■ Assigned task:
With the string "Type" as the filter, copy each matching line from the records.

(Dataset excerpts)
========================================================================
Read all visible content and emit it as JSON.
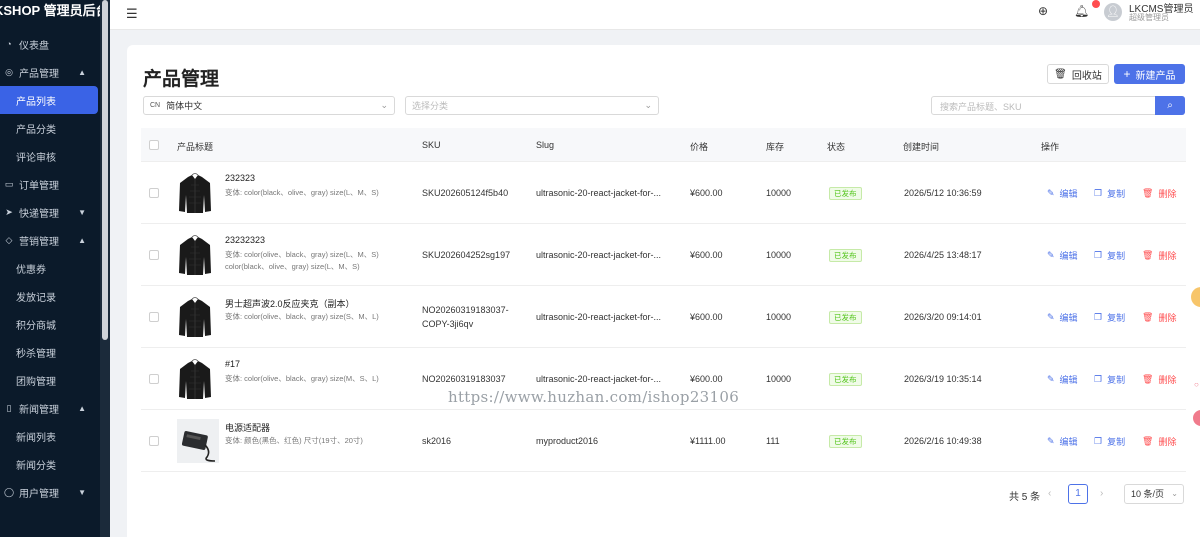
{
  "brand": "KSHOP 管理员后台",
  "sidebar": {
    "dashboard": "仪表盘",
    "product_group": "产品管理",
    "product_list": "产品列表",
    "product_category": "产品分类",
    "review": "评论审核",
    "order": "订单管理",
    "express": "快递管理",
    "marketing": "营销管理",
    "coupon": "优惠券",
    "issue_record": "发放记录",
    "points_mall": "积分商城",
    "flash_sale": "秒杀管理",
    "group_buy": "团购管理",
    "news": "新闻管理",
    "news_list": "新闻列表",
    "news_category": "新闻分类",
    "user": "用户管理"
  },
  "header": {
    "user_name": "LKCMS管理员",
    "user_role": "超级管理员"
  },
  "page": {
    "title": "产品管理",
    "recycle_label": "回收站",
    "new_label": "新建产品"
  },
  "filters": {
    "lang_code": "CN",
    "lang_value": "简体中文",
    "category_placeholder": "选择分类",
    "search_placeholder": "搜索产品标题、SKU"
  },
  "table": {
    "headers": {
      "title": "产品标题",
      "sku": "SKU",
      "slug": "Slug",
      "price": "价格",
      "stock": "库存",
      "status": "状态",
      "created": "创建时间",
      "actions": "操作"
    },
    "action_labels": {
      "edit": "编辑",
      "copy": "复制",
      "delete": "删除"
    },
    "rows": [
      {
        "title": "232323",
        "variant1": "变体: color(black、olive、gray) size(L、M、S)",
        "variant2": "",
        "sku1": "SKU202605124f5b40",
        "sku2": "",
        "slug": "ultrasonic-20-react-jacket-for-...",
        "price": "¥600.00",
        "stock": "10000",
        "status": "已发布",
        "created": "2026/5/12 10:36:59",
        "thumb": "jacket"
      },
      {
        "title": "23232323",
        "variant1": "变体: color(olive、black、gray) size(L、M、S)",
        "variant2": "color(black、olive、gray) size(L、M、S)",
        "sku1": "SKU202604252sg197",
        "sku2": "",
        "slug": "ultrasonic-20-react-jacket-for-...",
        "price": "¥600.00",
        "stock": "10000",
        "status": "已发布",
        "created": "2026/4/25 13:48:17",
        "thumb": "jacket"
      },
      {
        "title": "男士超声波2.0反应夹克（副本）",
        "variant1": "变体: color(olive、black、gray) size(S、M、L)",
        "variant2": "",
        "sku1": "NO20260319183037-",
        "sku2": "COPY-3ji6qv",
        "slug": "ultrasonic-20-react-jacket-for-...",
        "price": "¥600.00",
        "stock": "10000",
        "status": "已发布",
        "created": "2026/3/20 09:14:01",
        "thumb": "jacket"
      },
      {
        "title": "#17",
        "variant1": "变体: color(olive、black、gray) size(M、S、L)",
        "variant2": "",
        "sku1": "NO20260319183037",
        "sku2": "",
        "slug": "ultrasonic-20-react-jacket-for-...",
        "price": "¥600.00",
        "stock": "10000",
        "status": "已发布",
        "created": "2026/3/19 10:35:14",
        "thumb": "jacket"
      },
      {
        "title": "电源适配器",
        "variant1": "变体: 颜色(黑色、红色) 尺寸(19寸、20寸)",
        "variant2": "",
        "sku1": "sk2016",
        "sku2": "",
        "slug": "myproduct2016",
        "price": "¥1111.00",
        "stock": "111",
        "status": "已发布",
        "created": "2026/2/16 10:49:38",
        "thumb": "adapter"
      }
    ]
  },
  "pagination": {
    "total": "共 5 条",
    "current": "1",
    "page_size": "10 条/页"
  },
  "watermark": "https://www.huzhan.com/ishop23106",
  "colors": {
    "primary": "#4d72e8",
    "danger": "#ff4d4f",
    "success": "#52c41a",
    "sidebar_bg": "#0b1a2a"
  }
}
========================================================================
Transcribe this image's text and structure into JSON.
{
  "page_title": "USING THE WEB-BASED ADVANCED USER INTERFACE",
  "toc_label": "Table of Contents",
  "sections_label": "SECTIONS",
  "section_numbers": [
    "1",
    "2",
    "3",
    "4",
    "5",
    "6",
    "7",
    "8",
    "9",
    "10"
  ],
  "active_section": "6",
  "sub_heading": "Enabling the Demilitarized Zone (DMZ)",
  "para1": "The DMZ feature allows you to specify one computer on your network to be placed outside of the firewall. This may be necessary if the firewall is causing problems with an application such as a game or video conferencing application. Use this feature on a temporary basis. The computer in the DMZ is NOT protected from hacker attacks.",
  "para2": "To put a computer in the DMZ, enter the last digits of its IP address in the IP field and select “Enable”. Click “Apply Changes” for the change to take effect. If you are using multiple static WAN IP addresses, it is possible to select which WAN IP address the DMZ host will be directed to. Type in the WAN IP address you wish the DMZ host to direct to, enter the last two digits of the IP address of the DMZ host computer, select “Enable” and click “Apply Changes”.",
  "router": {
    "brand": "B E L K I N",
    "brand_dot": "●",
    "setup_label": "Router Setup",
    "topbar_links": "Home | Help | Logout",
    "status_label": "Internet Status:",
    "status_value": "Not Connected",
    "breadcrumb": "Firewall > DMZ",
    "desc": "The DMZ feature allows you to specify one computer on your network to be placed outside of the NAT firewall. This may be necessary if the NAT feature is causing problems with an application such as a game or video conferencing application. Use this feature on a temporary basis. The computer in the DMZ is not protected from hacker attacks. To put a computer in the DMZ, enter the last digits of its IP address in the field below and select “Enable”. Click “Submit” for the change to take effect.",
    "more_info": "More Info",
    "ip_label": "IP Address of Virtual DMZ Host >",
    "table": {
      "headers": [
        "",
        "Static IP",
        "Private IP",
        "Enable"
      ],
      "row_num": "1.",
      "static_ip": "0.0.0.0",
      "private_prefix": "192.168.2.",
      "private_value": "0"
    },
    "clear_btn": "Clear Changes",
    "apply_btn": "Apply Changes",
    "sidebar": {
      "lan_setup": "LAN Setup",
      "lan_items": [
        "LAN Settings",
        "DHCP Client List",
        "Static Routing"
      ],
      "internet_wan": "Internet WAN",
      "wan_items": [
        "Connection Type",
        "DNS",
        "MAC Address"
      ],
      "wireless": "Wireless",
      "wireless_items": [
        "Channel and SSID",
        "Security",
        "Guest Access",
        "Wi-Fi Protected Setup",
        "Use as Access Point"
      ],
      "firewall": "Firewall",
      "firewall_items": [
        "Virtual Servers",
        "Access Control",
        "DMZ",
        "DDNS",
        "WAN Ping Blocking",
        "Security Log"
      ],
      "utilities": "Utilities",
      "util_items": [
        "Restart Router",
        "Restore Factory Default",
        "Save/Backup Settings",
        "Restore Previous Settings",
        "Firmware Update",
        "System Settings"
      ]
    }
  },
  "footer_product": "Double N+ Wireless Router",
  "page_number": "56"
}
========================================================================
■ Exercise output:
  "para2": "To put a computer in the DMZ, enter the last digits of its IP address in the IP field and select “Enable”. Click “Apply Changes” for the change to take effect. If you are using multiple static WAN IP addresses, it is possible to select which WAN IP address the DMZ host will be directed to. Type in the WAN IP address you wish the DMZ host to direct to, enter the last two digits of the IP address of the DMZ host computer, select “Enable” and click “Apply Changes”.",
        "Connection Type",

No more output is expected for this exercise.